There is no time to waste. If we want to avoid a vacuum at the end of the existing framework, after 2012, then we must reach international agreement on further action soon, preferably by 2009. This means coming to a common understanding on where we want to go.
And last, but certainly not least, the G8. The summit at Heiligendamm is an important stepping stone on the way to a global response to climate change. The EU will be looking for others to join us in our determination to take concrete and urgent action. We have put our cards on the table; with our invitation to the other industrialised countries to jointly cut our emissions by 30% by 2020. This target is crucial if we are to ensure that global temperatures do not exceed pre-industrial levels by more than 2°C.
Our objectives are clear; cut greenhouse gas emissions and stabilise temperatures. When will we achieve them? I do not know, but what matters is that the G8 takes steps towards them. What I do know is that we must act now or pay more later.
It will not be easy. But a signal could be the key that unlocks further progress later in the year. We are keen to get our G8 partners to sign up to the level of ambition of our actions and, ideally, to commit themselves to the key steps for fulfilling this. I welcome the determination of the German Chancellor, Ms Merkel, to push for such a strong and clear signal, and her initiative to involve China, India, Brazil, South Africa and Mexico in the process. It is vital that after Heiligendamm these countries should maintain their commitment on these issues. This G8 should not be a one-off event, but part of a process.
On energy, I want the G8 Summit Declaration to endorse the EU’s proposal for an international agreement on energy efficiency; to include the introduction of energy efficiency labels for new cars; and to support national and international efforts in the field of carbon capture and storage, notably with a view to ensuring security of storage and the provision of the necessary legal framework.
Ladies and gentlemen,
In conclusion, let me repeat: climate change and energy security are closely linked.

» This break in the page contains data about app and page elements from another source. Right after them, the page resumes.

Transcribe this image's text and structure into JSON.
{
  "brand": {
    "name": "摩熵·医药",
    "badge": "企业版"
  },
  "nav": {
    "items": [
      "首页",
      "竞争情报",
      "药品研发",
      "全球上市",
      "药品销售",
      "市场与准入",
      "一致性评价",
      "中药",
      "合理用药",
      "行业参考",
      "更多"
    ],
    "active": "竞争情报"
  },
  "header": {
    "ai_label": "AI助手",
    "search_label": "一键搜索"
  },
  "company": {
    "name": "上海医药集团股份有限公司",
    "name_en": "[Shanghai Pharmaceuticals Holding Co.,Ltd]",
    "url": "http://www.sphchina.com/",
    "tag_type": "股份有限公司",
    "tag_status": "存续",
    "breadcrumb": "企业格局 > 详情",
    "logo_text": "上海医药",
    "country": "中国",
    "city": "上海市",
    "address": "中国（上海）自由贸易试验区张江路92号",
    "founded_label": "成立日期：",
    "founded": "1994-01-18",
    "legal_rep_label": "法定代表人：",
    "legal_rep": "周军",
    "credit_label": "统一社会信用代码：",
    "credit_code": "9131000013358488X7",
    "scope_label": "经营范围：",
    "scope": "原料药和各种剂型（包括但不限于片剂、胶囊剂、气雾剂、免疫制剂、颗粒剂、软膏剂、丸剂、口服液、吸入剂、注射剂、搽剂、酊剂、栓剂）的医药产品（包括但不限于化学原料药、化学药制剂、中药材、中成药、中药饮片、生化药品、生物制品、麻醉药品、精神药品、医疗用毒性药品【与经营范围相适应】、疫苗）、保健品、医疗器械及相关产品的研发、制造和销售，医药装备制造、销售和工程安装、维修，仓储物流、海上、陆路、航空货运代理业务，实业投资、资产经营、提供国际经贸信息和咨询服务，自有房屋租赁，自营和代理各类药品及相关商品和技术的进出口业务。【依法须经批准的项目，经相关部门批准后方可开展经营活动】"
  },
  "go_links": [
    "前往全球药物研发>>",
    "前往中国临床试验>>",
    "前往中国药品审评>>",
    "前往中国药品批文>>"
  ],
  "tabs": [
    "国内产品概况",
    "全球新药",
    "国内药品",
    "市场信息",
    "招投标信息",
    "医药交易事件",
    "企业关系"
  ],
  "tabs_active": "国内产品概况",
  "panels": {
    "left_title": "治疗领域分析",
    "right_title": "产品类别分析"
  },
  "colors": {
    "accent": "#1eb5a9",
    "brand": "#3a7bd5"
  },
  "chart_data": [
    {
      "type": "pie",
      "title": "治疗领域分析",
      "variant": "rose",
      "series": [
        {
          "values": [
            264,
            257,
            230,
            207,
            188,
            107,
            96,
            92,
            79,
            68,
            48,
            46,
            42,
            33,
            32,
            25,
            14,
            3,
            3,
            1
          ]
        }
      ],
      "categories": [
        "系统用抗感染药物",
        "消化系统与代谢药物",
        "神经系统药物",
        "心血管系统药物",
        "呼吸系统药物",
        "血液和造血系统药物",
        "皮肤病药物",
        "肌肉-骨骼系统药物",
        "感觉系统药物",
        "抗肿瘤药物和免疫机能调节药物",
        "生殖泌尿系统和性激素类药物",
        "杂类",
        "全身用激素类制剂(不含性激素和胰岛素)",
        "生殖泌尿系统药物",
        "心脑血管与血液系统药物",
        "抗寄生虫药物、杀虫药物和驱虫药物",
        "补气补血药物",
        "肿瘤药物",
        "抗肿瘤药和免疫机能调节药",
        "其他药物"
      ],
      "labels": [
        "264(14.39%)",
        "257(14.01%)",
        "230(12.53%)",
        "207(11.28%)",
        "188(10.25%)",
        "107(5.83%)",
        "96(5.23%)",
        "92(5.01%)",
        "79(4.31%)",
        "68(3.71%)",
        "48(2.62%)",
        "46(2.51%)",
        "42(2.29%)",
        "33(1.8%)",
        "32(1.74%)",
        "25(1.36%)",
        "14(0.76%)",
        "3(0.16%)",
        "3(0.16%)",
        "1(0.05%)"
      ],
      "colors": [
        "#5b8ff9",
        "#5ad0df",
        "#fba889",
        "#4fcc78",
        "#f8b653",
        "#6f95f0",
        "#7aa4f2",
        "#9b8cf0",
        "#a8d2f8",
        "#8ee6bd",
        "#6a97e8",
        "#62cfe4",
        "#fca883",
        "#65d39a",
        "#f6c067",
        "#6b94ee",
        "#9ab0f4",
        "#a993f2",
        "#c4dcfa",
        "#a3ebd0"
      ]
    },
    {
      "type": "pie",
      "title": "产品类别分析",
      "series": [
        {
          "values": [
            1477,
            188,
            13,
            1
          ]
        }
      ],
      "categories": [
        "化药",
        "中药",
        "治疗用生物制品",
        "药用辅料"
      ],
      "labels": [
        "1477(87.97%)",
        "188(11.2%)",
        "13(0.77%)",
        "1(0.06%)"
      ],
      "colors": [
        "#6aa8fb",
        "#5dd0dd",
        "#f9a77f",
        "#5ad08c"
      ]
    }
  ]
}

Action on one very often benefits the other. Lower and cleaner energy use reduces both damaging greenhouse gas emissions, and our growing external dependence on gas and oil.
On the other hand, there is no inevitable link between limiting greenhouse gas emissions and limiting growth. Europe has proved that.

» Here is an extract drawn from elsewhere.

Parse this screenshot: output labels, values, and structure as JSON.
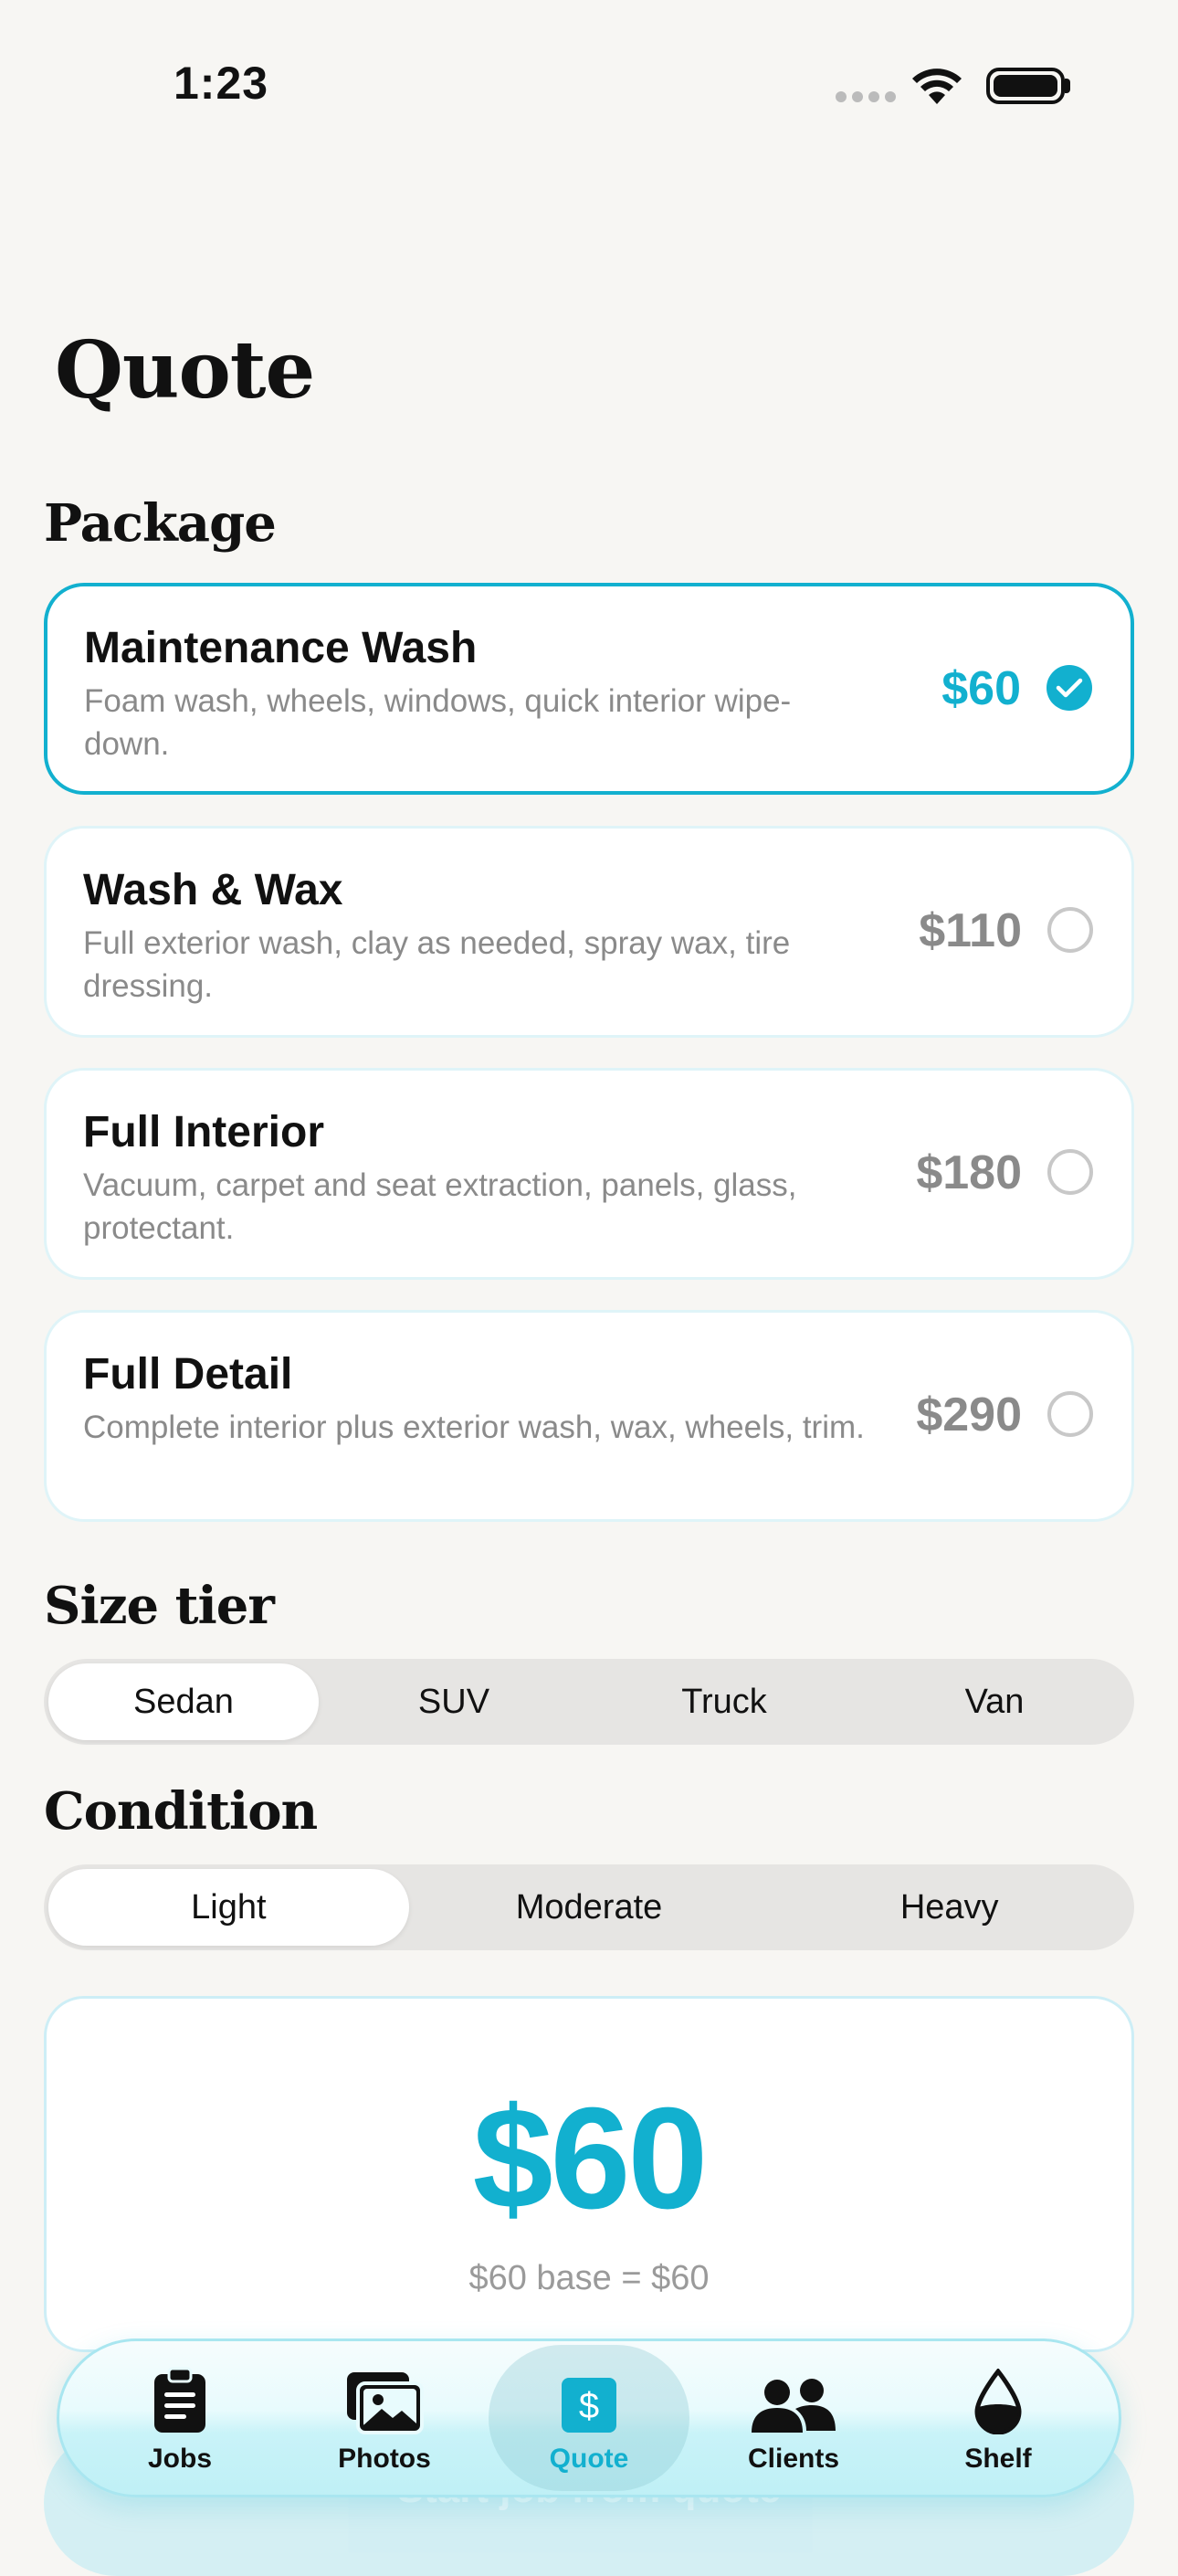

I am not saying action to fight climate change is free. It has costs. What I am saying is that the cost of action, of taking out a collective insurance policy, is small compared to the risks we face. But at the risk of repeating myself, what I will say is that the longer we wait the higher the price we will have to pay.

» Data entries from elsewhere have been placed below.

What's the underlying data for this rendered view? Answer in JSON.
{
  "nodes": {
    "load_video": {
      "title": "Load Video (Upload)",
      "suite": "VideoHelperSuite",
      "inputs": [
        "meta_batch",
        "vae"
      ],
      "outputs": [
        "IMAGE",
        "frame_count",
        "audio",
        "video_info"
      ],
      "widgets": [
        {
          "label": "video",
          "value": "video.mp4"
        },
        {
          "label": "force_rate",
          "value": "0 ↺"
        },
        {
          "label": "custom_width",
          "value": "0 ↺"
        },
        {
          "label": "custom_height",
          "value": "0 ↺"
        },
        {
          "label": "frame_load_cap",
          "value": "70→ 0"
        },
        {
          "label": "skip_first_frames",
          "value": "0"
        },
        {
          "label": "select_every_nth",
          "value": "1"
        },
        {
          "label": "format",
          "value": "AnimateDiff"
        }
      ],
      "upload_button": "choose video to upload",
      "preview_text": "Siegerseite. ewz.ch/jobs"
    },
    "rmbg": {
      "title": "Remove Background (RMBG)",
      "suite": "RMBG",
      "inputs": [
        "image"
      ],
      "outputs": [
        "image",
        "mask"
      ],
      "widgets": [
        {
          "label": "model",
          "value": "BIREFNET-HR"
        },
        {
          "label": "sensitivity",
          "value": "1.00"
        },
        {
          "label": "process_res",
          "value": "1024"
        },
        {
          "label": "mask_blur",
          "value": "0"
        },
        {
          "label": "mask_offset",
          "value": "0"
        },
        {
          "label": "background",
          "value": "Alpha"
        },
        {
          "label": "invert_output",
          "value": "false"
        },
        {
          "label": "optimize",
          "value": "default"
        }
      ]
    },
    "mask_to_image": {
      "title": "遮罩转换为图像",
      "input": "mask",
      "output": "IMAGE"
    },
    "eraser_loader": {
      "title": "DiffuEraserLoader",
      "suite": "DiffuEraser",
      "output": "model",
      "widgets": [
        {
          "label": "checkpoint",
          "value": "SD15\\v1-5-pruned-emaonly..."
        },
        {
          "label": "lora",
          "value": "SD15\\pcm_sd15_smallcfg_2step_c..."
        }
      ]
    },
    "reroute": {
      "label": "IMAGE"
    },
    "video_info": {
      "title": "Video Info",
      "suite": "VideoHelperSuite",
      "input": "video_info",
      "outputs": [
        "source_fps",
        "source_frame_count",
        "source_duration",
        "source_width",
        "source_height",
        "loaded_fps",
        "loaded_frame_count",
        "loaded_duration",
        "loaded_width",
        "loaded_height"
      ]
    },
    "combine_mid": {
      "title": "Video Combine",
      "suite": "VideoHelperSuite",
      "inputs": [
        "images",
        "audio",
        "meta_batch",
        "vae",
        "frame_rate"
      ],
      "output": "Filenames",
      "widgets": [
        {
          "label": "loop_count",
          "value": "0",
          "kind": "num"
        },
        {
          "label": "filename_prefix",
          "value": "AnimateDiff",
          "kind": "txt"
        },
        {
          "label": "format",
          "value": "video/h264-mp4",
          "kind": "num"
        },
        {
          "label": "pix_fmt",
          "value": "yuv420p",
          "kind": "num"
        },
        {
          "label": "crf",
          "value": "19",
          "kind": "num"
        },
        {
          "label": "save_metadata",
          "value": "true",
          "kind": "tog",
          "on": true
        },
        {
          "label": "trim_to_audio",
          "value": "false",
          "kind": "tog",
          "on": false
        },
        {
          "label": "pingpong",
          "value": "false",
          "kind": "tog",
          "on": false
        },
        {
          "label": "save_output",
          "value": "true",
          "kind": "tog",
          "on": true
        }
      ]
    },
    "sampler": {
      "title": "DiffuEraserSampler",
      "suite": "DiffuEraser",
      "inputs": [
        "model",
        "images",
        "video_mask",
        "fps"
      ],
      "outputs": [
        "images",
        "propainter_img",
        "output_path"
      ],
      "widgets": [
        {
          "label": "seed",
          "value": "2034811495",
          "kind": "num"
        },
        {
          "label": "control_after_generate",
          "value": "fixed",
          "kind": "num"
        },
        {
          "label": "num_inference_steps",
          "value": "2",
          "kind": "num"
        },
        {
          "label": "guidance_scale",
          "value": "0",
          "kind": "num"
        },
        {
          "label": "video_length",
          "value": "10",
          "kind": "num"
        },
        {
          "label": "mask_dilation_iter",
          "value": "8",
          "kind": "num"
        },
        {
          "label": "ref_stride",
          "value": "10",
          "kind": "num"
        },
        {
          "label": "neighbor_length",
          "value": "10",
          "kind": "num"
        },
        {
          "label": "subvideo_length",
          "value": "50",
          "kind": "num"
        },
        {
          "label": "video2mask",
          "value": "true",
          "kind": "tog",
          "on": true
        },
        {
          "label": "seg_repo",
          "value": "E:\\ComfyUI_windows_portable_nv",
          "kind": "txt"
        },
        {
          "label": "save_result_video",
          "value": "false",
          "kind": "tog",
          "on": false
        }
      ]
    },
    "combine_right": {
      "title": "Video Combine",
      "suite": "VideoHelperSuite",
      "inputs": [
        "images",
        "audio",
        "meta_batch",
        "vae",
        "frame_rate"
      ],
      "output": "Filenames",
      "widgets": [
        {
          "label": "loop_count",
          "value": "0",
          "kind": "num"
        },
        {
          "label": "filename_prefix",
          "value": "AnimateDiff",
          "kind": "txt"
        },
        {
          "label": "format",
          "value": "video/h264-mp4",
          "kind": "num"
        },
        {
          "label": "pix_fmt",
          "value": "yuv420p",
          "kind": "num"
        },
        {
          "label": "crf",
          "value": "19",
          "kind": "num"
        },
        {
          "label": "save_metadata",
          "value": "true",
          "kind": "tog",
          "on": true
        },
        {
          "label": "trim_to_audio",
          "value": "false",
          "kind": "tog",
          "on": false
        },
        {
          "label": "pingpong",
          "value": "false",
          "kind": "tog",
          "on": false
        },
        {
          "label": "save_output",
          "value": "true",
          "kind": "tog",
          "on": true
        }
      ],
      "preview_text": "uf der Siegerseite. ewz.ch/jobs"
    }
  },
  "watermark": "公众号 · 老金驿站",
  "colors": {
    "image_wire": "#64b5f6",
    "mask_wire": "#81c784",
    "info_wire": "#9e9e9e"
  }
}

Climate change requires a collective response, a 'grand bargain'. This bargain could notably contain several key elements: the use of market mechanisms, with connections between different markets; technology, including its transfer; public investment; research and development; trade policy and others.
The G8 meeting in Heiligendamm, along with the other international events I mentioned today, represent important milestones on the way to that grand bargain. We will get there – I have no doubts about that - because the facts on the ground and our publics will force the issue if we do not move ourselves.
But we must not fall into the trap of sitting and waiting for this grand bargain to happen by itself, and doing nothing in the meantime. We will get there by incremental steps, not a one-off transformation. And we have no time to waste.
We have taken some steps forward; we need to keep moving, and quicken the pace. Each country should contribute according to its means, but towards a shared outcome, with a determination to get there together.
That is the only way we can hope to cap, and then reverse, the damage caused by global warming.
And there should be no doubts about that.